But that was nothing compared to the main stunt he put the plane through, once we were out over the islands. The plane went into a vertical upward climb, with a view of the infinitely blue sky greeting my eyes, even as the G-force (acceleration felt as weight) pressed me back against my seat.
Then, abruptly, there was a sense of weightlessness as Plá allowed the plane to spiral into a fall back down toward the earth. The strangely-hypnotic bright green of the islands filled the cockpit as he guided the plane into a downward dive, before eventually levelling it out.
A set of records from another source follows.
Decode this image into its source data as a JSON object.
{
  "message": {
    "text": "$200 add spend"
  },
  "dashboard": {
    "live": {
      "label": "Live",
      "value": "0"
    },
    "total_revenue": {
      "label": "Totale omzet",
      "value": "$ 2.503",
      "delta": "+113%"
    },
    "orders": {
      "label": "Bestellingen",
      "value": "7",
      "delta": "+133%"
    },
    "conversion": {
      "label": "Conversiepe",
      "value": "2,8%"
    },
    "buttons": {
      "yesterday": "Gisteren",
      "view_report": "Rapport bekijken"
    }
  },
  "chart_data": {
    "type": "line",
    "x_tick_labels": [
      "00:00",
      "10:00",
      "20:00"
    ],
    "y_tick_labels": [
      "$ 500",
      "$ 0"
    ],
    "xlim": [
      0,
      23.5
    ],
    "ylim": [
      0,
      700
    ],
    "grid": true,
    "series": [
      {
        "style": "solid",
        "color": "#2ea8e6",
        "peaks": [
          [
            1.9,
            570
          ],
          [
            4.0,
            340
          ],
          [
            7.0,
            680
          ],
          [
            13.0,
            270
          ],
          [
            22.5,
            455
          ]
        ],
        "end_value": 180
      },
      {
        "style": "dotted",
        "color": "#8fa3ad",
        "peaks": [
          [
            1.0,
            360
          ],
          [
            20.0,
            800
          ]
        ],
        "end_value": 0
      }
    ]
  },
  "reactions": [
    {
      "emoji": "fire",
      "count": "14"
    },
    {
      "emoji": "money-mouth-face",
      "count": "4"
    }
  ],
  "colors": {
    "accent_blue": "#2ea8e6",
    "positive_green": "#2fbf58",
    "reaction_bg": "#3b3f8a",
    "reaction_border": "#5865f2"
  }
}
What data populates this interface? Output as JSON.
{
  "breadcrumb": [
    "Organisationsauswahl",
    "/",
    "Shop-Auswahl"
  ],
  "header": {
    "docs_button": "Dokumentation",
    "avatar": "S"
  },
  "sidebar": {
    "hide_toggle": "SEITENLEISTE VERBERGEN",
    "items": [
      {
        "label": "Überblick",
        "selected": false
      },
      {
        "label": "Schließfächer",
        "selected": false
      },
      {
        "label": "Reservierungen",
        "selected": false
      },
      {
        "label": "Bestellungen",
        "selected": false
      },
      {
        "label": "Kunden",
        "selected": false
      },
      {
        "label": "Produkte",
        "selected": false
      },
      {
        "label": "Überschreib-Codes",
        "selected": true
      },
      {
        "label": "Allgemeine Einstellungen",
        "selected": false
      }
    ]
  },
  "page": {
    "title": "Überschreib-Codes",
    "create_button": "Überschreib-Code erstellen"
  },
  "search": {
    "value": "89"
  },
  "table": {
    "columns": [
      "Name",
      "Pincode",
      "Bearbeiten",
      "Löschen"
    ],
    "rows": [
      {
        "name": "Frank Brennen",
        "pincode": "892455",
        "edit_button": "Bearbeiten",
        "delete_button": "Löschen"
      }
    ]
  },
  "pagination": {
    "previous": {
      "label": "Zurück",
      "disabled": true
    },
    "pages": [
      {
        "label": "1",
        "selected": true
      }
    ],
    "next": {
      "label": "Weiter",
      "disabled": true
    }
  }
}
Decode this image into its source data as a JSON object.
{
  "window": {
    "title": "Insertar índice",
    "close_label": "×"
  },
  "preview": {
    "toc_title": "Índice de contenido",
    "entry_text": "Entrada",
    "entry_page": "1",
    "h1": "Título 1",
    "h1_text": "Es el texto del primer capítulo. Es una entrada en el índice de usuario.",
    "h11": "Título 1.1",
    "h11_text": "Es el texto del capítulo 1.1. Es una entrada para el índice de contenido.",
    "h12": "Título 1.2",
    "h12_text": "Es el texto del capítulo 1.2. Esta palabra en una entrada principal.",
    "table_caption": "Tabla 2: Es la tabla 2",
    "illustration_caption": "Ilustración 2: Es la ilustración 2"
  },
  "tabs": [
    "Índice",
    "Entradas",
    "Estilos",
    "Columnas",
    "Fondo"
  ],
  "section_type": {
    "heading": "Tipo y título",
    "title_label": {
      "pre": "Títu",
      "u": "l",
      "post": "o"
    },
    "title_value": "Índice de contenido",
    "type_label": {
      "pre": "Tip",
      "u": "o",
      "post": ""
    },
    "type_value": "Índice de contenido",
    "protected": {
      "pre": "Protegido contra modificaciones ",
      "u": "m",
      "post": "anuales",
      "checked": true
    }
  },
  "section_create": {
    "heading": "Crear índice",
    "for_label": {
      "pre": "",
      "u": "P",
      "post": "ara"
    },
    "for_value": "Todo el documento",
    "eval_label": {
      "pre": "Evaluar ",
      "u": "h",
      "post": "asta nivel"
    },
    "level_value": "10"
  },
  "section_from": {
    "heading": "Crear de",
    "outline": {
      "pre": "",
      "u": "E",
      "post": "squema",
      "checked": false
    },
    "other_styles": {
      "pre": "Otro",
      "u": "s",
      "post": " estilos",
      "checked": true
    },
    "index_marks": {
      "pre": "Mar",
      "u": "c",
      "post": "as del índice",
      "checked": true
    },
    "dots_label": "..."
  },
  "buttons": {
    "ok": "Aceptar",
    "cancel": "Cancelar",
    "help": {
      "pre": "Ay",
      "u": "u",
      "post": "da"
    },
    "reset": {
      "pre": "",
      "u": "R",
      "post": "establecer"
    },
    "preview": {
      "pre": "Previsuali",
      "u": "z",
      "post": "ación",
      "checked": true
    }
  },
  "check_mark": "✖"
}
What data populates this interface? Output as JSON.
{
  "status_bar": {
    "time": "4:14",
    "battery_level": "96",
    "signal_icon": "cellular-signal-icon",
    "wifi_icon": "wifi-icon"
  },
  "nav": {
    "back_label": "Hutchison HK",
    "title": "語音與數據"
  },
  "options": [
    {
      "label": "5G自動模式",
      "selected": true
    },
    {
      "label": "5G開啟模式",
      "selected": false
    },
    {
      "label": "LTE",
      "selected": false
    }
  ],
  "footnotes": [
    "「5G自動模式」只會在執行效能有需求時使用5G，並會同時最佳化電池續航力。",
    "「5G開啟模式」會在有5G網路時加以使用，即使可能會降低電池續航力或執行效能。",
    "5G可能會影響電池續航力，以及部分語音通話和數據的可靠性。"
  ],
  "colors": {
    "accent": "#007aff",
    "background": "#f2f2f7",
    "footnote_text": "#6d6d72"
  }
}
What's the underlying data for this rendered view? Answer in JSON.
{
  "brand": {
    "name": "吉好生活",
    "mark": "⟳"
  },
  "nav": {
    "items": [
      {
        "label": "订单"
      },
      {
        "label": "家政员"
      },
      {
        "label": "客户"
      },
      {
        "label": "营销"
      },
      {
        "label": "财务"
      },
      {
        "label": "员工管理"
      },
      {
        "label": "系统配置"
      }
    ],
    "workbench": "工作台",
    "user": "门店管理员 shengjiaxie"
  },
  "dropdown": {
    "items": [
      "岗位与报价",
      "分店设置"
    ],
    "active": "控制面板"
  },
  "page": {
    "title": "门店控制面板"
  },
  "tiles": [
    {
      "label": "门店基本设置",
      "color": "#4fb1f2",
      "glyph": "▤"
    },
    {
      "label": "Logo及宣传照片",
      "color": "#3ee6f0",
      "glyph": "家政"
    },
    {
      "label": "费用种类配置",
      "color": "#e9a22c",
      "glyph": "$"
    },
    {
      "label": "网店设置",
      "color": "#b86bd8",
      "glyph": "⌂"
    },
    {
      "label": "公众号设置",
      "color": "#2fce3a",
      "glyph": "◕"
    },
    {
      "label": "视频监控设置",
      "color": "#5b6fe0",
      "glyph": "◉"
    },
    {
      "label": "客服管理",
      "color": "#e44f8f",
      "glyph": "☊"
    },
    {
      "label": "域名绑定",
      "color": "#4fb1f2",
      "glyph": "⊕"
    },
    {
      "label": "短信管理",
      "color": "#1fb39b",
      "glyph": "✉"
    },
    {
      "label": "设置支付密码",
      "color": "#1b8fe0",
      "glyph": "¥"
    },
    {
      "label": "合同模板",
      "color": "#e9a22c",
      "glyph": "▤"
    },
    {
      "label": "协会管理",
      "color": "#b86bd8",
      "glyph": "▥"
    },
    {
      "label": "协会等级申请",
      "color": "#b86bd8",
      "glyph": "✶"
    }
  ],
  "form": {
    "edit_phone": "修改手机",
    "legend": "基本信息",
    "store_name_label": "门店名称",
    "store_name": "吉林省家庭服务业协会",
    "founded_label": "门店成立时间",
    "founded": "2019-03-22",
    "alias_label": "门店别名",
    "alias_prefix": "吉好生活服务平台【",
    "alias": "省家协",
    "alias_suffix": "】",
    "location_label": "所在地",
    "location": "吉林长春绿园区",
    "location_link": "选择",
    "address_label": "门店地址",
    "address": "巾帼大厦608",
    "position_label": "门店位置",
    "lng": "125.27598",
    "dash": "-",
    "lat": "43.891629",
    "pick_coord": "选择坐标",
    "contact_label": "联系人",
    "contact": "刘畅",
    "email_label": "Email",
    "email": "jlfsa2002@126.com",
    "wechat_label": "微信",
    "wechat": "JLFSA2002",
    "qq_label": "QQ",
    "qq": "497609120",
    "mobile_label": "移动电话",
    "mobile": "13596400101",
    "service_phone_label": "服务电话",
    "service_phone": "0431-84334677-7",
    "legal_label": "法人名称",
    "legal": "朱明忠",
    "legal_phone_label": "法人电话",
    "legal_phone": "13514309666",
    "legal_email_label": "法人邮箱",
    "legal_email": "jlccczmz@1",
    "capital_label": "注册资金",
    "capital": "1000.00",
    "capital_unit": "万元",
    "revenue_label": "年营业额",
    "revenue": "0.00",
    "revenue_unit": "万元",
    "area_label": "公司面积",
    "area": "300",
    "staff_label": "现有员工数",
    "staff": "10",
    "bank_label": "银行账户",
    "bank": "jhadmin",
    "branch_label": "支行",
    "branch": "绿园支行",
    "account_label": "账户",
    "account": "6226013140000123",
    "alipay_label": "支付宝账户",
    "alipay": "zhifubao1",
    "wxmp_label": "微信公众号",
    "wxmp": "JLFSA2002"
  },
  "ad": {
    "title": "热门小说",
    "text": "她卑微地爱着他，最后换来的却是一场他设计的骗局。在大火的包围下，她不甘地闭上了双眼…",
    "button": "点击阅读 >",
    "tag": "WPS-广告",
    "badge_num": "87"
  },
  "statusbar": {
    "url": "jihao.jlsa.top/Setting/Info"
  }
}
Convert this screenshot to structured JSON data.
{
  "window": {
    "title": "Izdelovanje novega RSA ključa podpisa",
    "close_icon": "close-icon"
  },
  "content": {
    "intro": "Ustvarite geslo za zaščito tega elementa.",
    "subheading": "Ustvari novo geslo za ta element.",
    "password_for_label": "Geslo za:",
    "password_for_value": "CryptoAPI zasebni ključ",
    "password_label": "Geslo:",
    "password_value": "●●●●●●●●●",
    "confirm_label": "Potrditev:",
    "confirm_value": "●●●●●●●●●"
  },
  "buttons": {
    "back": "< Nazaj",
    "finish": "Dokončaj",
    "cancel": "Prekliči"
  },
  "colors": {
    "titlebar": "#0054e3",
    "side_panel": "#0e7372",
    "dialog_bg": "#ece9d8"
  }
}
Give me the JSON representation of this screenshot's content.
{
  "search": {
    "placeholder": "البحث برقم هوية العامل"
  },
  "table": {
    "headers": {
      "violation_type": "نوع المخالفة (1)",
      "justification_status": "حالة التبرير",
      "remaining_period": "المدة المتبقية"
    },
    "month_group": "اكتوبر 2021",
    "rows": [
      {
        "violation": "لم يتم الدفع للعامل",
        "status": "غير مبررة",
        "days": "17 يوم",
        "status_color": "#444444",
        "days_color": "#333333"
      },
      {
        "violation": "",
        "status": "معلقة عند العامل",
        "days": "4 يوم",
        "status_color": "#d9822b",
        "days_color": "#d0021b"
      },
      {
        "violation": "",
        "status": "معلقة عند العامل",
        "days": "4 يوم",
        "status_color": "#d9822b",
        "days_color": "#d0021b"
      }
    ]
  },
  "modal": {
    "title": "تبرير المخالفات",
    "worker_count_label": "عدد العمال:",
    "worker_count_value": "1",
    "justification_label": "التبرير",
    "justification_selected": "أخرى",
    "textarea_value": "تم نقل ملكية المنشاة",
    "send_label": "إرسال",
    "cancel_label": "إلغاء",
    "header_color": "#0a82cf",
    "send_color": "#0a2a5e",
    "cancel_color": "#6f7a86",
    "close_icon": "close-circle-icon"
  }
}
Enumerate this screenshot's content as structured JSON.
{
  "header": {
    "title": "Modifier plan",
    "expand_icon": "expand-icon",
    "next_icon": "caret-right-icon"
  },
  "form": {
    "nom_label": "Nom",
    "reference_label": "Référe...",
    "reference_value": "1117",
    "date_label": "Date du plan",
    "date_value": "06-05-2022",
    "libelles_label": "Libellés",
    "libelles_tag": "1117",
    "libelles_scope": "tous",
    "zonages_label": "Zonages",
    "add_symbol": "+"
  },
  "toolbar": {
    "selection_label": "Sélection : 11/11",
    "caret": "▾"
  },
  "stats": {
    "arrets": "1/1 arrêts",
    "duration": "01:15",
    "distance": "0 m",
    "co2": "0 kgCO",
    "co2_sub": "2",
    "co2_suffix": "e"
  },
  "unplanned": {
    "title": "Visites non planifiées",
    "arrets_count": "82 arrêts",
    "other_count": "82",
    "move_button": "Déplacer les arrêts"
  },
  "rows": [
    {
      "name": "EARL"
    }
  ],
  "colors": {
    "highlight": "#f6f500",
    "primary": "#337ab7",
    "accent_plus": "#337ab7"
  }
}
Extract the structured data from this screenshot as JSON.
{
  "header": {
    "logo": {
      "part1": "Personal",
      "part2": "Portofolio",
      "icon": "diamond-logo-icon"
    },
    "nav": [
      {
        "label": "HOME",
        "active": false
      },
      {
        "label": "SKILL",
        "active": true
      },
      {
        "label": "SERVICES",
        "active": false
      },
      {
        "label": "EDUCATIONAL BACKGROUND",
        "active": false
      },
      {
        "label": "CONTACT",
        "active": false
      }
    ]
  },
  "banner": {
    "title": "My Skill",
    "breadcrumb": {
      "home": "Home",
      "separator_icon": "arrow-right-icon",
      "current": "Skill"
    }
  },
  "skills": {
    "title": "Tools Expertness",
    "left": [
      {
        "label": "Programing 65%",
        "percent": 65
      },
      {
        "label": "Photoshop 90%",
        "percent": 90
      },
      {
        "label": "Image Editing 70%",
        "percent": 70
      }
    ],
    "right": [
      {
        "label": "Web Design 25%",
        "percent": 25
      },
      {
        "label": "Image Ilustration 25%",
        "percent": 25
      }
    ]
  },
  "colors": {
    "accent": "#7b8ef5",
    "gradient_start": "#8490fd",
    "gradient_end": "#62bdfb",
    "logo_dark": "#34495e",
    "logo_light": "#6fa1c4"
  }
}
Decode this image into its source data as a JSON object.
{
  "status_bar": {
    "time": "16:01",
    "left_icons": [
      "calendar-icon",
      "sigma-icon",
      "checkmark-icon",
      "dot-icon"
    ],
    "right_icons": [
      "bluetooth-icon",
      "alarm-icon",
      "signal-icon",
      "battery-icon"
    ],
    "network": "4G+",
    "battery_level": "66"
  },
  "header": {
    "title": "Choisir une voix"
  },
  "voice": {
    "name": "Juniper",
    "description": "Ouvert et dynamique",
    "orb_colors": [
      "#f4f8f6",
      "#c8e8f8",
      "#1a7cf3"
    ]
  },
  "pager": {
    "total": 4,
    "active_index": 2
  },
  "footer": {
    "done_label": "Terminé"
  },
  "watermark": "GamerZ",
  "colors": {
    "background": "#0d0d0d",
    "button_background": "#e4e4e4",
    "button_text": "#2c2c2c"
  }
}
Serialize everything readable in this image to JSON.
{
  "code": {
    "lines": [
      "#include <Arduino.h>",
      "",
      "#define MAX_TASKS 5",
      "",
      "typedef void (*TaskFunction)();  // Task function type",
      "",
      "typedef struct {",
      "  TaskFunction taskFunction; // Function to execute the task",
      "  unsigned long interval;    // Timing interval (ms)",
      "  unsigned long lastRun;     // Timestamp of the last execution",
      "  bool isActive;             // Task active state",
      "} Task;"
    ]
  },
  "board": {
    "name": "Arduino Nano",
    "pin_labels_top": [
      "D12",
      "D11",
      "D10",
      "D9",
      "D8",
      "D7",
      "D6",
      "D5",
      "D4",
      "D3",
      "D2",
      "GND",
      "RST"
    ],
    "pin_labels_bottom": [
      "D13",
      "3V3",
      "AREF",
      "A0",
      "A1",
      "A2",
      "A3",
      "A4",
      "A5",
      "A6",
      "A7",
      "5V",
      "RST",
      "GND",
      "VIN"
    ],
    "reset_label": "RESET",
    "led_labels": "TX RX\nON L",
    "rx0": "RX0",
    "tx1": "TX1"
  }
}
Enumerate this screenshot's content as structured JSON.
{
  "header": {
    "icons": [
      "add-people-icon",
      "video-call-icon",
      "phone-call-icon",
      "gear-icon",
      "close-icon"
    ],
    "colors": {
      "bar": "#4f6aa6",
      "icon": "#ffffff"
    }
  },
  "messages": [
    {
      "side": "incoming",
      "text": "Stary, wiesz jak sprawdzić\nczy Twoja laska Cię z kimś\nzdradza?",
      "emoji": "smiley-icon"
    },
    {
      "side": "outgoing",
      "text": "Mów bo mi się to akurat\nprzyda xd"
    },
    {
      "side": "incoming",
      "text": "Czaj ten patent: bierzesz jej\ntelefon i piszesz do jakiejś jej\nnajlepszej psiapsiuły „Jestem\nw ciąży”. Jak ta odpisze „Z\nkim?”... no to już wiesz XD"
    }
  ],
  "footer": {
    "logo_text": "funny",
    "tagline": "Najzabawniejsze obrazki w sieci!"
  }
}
At that point, I truly understood why some people yearn so much for the freedom of the air. I felt a oneness with the plane, like it was an extension of my body, and a sense that I could do anything I wanted – loop the loop, flip round and round, reach upwards towards space or dive down to the ground – in the unrestricted space of the sky.
Of course, that was just an illusion, helped along by the fact that I didn’t actually have to think of all the factors that go into piloting, like altitude, speed, air traffic, limitations of the plane, and other such mundane, but crucial matters.
The flight lasted longer than I thought it would, not that I was complaining; even just having the opportunity to observe the ground from the 180° transparent cockpit cover and comparatively lower altitude was wonderful.
After landing, my legs did feel slightly rubbery as I climbed out of my seat. But after happily not throwing up during the flight, I wasn’t about to show any weakness by asking for help getting out of the plane.
In a mundane sense, you could consider the experience a tick off my bucket list, but I’ll also never forget that incredible sense of freedom and defiance of gravity that flight afforded me.